New Zealand CPI fell to 2.5% in the March quarter

After reaching a peak of 4 percent in the June quarter of 2006, annual CPI inflation fell to 2.5 percent in the March quarter of 2007. Underlying the volatility in headline inflation, domestic inflation pressures have remained strong and widespread.

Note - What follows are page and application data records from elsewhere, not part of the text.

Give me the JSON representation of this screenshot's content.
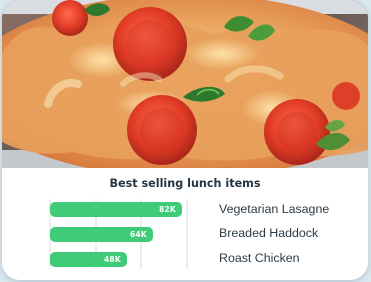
{
  "chart_data": {
    "type": "bar",
    "orientation": "horizontal",
    "title": "Best selling lunch items",
    "categories": [
      "Vegetarian Lasagne",
      "Breaded Haddock",
      "Roast Chicken"
    ],
    "values": [
      82000,
      64000,
      48000
    ],
    "data_labels": [
      "82K",
      "64K",
      "48K"
    ],
    "xlabel": "",
    "ylabel": "",
    "xlim": [
      0,
      85000
    ],
    "grid": true,
    "color": "#3fcb78"
  },
  "card": {
    "image_alt": "",
    "image_subject": "pizza-photo"
  }
}
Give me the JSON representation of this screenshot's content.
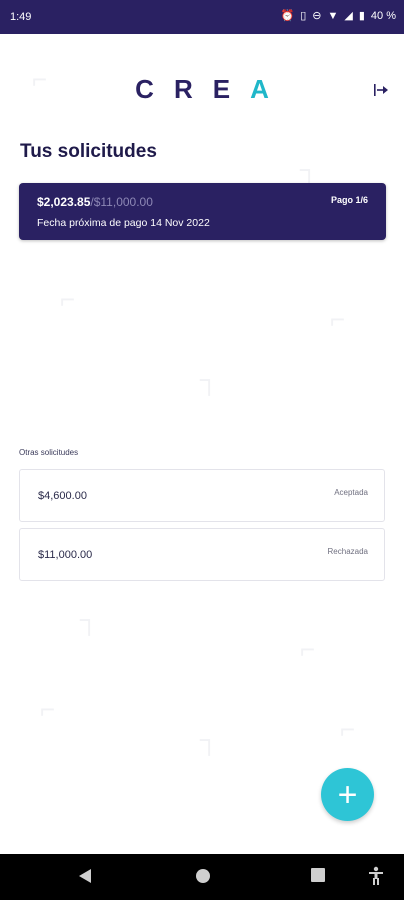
{
  "status_bar": {
    "time": "1:49",
    "battery": "40 %",
    "icons": [
      "alarm-icon",
      "vibrate-icon",
      "dnd-icon",
      "wifi-icon",
      "signal-icon",
      "battery-icon"
    ]
  },
  "header": {
    "logo": "CREA",
    "logout_icon": "logout-icon"
  },
  "main": {
    "title": "Tus solicitudes",
    "active_request": {
      "paid": "$2,023.85",
      "total": "/$11,000.00",
      "payment": "Pago 1/6",
      "next_date": "Fecha próxima de pago 14 Nov 2022"
    },
    "other_label": "Otras solicitudes",
    "other_requests": [
      {
        "amount": "$4,600.00",
        "status": "Aceptada"
      },
      {
        "amount": "$11,000.00",
        "status": "Rechazada"
      }
    ]
  },
  "fab": {
    "label": "+"
  },
  "colors": {
    "primary": "#2a2162",
    "accent": "#2ec5d6"
  }
}
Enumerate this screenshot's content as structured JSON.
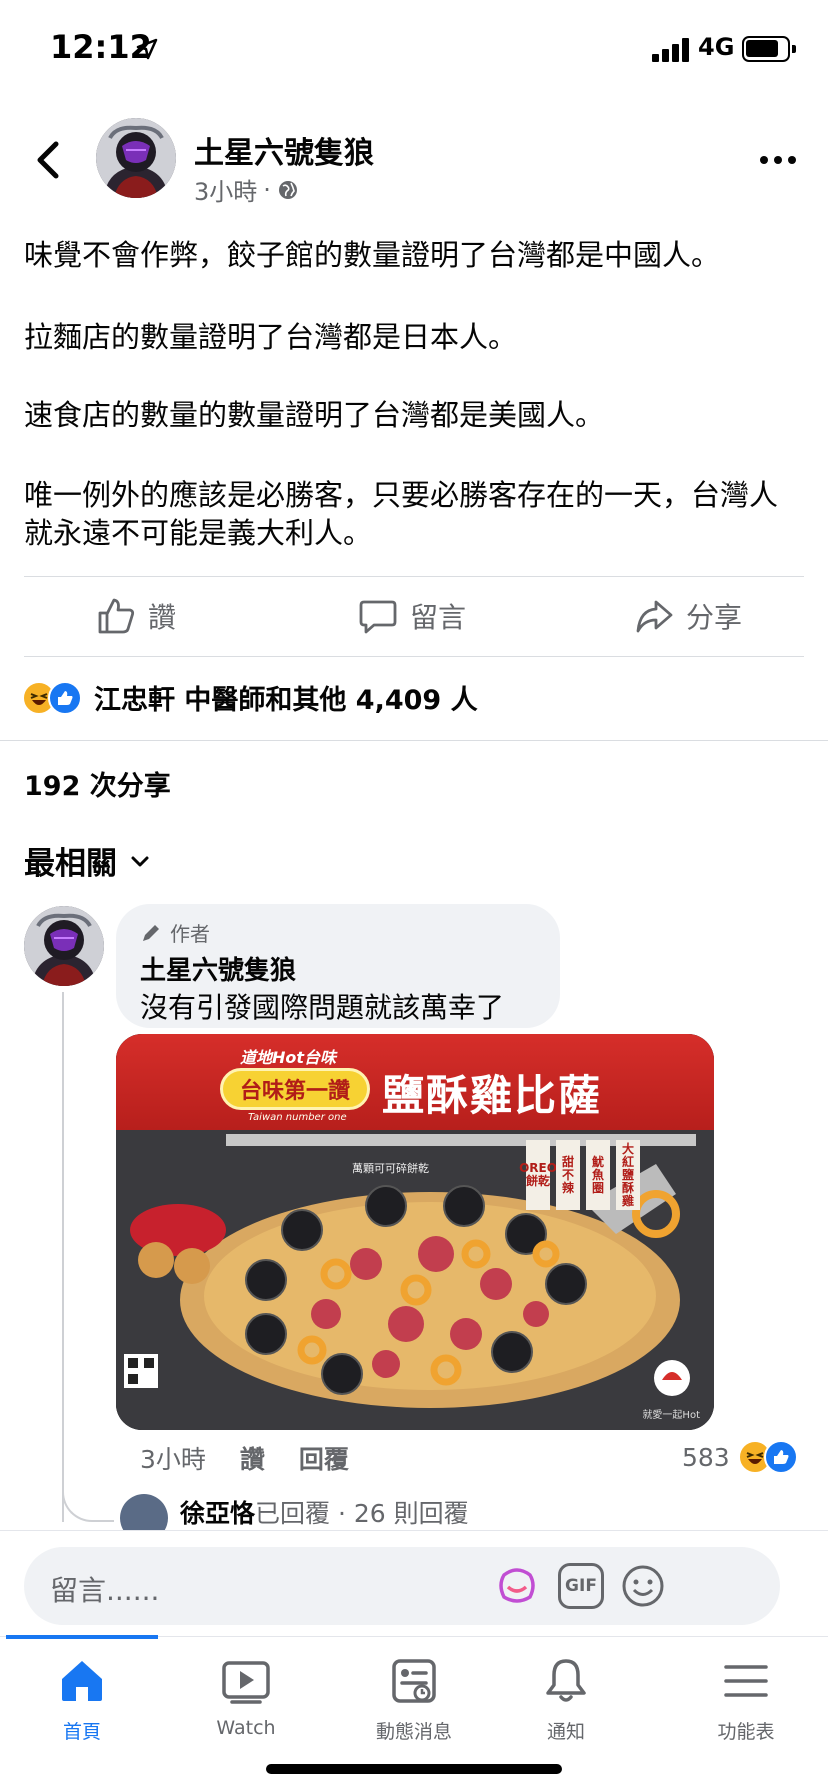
{
  "status_bar": {
    "time": "12:12",
    "network": "4G"
  },
  "post": {
    "author": "土星六號隻狼",
    "time": "3小時",
    "meta_separator": "·",
    "paragraphs": [
      "味覺不會作弊，餃子館的數量證明了台灣都是中國人。",
      "拉麵店的數量證明了台灣都是日本人。",
      "速食店的數量的數量證明了台灣都是美國人。",
      "唯一例外的應該是必勝客，只要必勝客存在的一天，台灣人就永遠不可能是義大利人。"
    ],
    "actions": {
      "like": "讚",
      "comment": "留言",
      "share": "分享"
    },
    "reactions_text": "江忠軒 中醫師和其他 4,409 人",
    "shares_text": "192 次分享"
  },
  "comments_section": {
    "sort_label": "最相關",
    "comment": {
      "badge": "作者",
      "name": "土星六號隻狼",
      "text": "沒有引發國際問題就該萬幸了",
      "time": "3小時",
      "like": "讚",
      "reply": "回覆",
      "reaction_count": "583"
    },
    "reply_preview": {
      "name": "徐亞恪",
      "action": "已回覆",
      "count": "26 則回覆"
    }
  },
  "ad_image": {
    "tag": "道地Hot台味",
    "pill": "台味第一讚",
    "subtitle": "Taiwan number one",
    "title": "鹽酥雞比薩",
    "cards": [
      "OREO餅乾",
      "甜不辣",
      "魷魚圈",
      "大紅鹽酥雞"
    ],
    "note": "萬顆可可碎餅乾",
    "footer_right": "就愛一起Hot"
  },
  "composer": {
    "placeholder": "留言......",
    "gif": "GIF"
  },
  "tabs": [
    {
      "label": "首頁",
      "icon": "home-icon"
    },
    {
      "label": "Watch",
      "icon": "watch-icon"
    },
    {
      "label": "動態消息",
      "icon": "news-feed-icon"
    },
    {
      "label": "通知",
      "icon": "bell-icon"
    },
    {
      "label": "功能表",
      "icon": "menu-icon"
    }
  ],
  "colors": {
    "accent": "#1877f2",
    "secondary_text": "#65676b",
    "haha": "#f7b125",
    "like": "#1877f2"
  }
}
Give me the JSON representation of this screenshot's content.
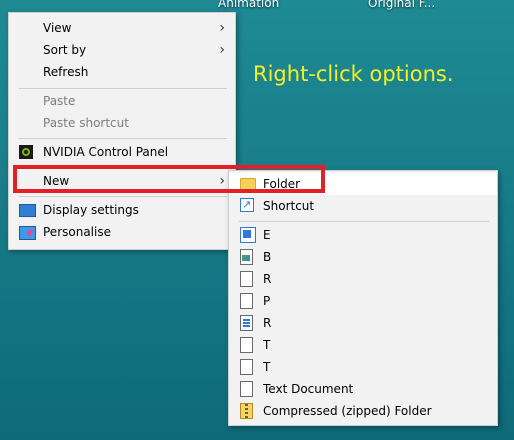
{
  "desktop": {
    "icon_label_1": "Animation",
    "icon_label_2": "Original F..."
  },
  "annotation": "Right-click options.",
  "context_menu": {
    "items": [
      {
        "label": "View",
        "submenu": true
      },
      {
        "label": "Sort by",
        "submenu": true
      },
      {
        "label": "Refresh"
      },
      {
        "label": "Paste",
        "disabled": true
      },
      {
        "label": "Paste shortcut",
        "disabled": true
      },
      {
        "label": "NVIDIA Control Panel",
        "icon": "nvidia-icon"
      },
      {
        "label": "New",
        "submenu": true
      },
      {
        "label": "Display settings",
        "icon": "display-icon"
      },
      {
        "label": "Personalise",
        "icon": "personalise-icon"
      }
    ]
  },
  "new_submenu": {
    "items": [
      {
        "label": "Folder",
        "icon": "folder-icon"
      },
      {
        "label": "Shortcut",
        "icon": "shortcut-icon"
      },
      {
        "label": "E",
        "icon": "access-icon"
      },
      {
        "label": "B",
        "icon": "bitmap-icon"
      },
      {
        "label": "R",
        "icon": "document-icon"
      },
      {
        "label": "P",
        "icon": "document-icon"
      },
      {
        "label": "R",
        "icon": "contact-icon"
      },
      {
        "label": "T",
        "icon": "document-icon"
      },
      {
        "label": "T",
        "icon": "document-icon"
      },
      {
        "label": "Text Document",
        "icon": "text-document-icon"
      },
      {
        "label": "Compressed (zipped) Folder",
        "icon": "zip-folder-icon"
      }
    ]
  },
  "colors": {
    "highlight_border": "#e32028",
    "annotation_text": "#f2f224",
    "menu_background": "#f2f2f2"
  }
}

Inflation in the non-tradables sector showed some gradual easing over 2005 and 2006, but rose slightly in March to remain around 4 percent. Construction cost increases, stemming from resource pressures in the construction sector, have been a key driver of non-tradables inflation this cycle. Construction cost inflation increased slightly in the March quarter, but remains below average levels seen over the past three years. Rental inflation and the non-housing components of non-tradables inflation also increased in the March quarter, and remain very high.
While there has been some easing in measures of core inflation recently, these remain close to the top of the 1 to 3 percent inflation band.
Inflation expectations drifted higher over 2006, largely in line with high headline inflation at the time. Encouragingly, longer-term inflation expectations subsequently eased towards the end of 2006 and start of 2007, but remained largely unchanged in the June quarter. As a result, measures of inflation expectations remain at the upper end of the 1 to 3 percent target range.

Reserve Bank of New Zealand
6/18/2007 9:22:46 AM